Task statement. Search the entries for the word "请付费后查看". Copy every line that holds it.

(Dataset rows describing interfaces)
+ + + + + + +
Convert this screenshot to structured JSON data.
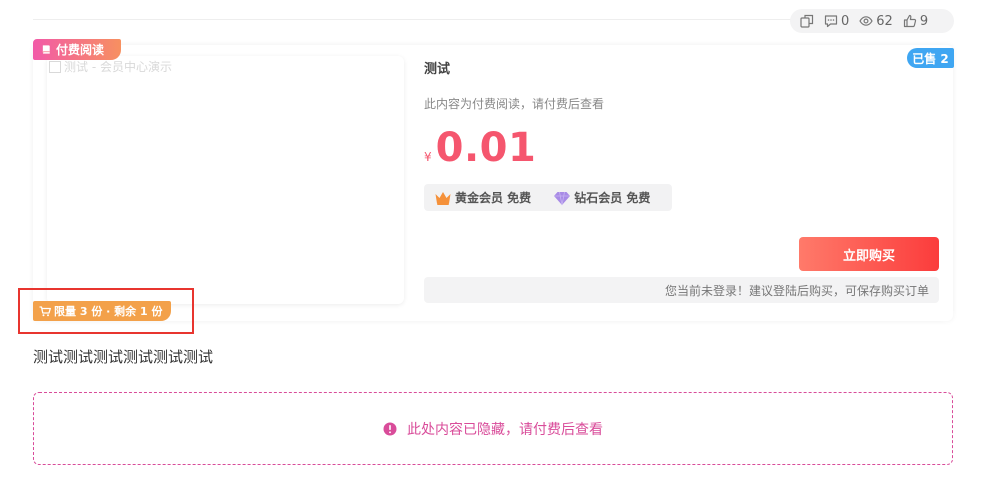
{
  "stats": {
    "comments": "0",
    "views": "62",
    "likes": "9"
  },
  "card": {
    "paid_tag": "付费阅读",
    "sold_badge": "已售 2",
    "cover_alt": "测试 - 会员中心演示",
    "title": "测试",
    "description": "此内容为付费阅读，请付费后查看",
    "price_currency": "¥",
    "price_value": "0.01",
    "members": [
      {
        "label": "黄金会员 免费",
        "icon": "crown-icon",
        "color": "#f5913a"
      },
      {
        "label": "钻石会员 免费",
        "icon": "diamond-icon",
        "color": "#9b7bd9"
      }
    ],
    "buy_button": "立即购买",
    "login_tip": "您当前未登录！建议登陆后购买，可保存购买订单",
    "limit_tag": "限量 3 份 · 剩余 1 份"
  },
  "content": {
    "body_text": "测试测试测试测试测试测试",
    "hidden_notice": "此处内容已隐藏，请付费后查看"
  },
  "colors": {
    "price": "#f5566e",
    "accent_pink": "#d94c9a",
    "buy_button": "#fb3c3c",
    "sold_badge": "#3fa6f2",
    "limit_tag": "#f3a14a",
    "highlight_border": "#e8352f"
  }
}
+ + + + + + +
Response for this exercise.
    "description": "此内容为付费阅读，请付费后查看",
    "hidden_notice": "此处内容已隐藏，请付费后查看"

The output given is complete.